__WORK ORDER__:
Give the records below again, exactly as they appear.

__SOURCE DATA__:
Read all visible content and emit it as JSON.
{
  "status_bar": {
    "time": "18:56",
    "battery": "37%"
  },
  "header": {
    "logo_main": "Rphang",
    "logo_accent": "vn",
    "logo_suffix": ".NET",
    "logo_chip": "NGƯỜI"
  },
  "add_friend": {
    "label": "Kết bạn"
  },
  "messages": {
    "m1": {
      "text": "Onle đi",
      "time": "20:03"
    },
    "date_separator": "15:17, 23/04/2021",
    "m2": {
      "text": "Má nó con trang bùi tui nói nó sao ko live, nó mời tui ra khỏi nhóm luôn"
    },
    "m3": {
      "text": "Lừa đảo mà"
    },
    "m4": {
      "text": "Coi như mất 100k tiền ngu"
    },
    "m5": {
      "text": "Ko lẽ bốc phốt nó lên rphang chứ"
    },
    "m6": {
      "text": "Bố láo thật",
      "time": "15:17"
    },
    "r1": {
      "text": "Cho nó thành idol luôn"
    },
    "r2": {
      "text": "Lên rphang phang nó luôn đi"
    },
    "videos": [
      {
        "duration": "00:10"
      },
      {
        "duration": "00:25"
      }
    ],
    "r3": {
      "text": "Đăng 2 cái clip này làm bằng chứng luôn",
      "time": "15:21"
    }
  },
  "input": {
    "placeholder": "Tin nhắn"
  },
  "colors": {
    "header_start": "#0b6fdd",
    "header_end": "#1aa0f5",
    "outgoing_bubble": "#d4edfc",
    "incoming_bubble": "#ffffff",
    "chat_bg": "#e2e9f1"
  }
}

__ANSWER BELOW__:
Read all visible content and emit it as JSON.
{
  "status_bar": {
    "time": "18:56",
    "battery": "37%"
  },
  "header": {
    "logo_main": "Rphang",
    "logo_accent": "vn",
    "logo_suffix": ".NET",
    "logo_chip": "NGƯỜI"
  },
  "add_friend": {
    "label": "Kết bạn"
  },
  "messages": {
    "m1": {
      "text": "Onle đi",
      "time": "20:03"
    },
    "date_separator": "15:17, 23/04/2021",
    "m2": {
      "text": "Má nó con trang bùi tui nói nó sao ko live, nó mời tui ra khỏi nhóm luôn"
    },
    "m3": {
      "text": "Lừa đảo mà"
    },
    "m4": {
      "text": "Coi như mất 100k tiền ngu"
    },
    "m5": {
      "text": "Ko lẽ bốc phốt nó lên rphang chứ"
    },
    "m6": {
      "text": "Bố láo thật",
      "time": "15:17"
    },
    "r1": {
      "text": "Cho nó thành idol luôn"
    },
    "r2": {
      "text": "Lên rphang phang nó luôn đi"
    },
    "videos": [
      {
        "duration": "00:10"
      },
      {
        "duration": "00:25"
      }
    ],
    "r3": {
      "text": "Đăng 2 cái clip này làm bằng chứng luôn",
      "time": "15:21"
    }
  },
  "input": {
    "placeholder": "Tin nhắn"
  },
  "colors": {
    "header_start": "#0b6fdd",
    "header_end": "#1aa0f5",
    "outgoing_bubble": "#d4edfc",
    "incoming_bubble": "#ffffff",
    "chat_bg": "#e2e9f1"
  }
}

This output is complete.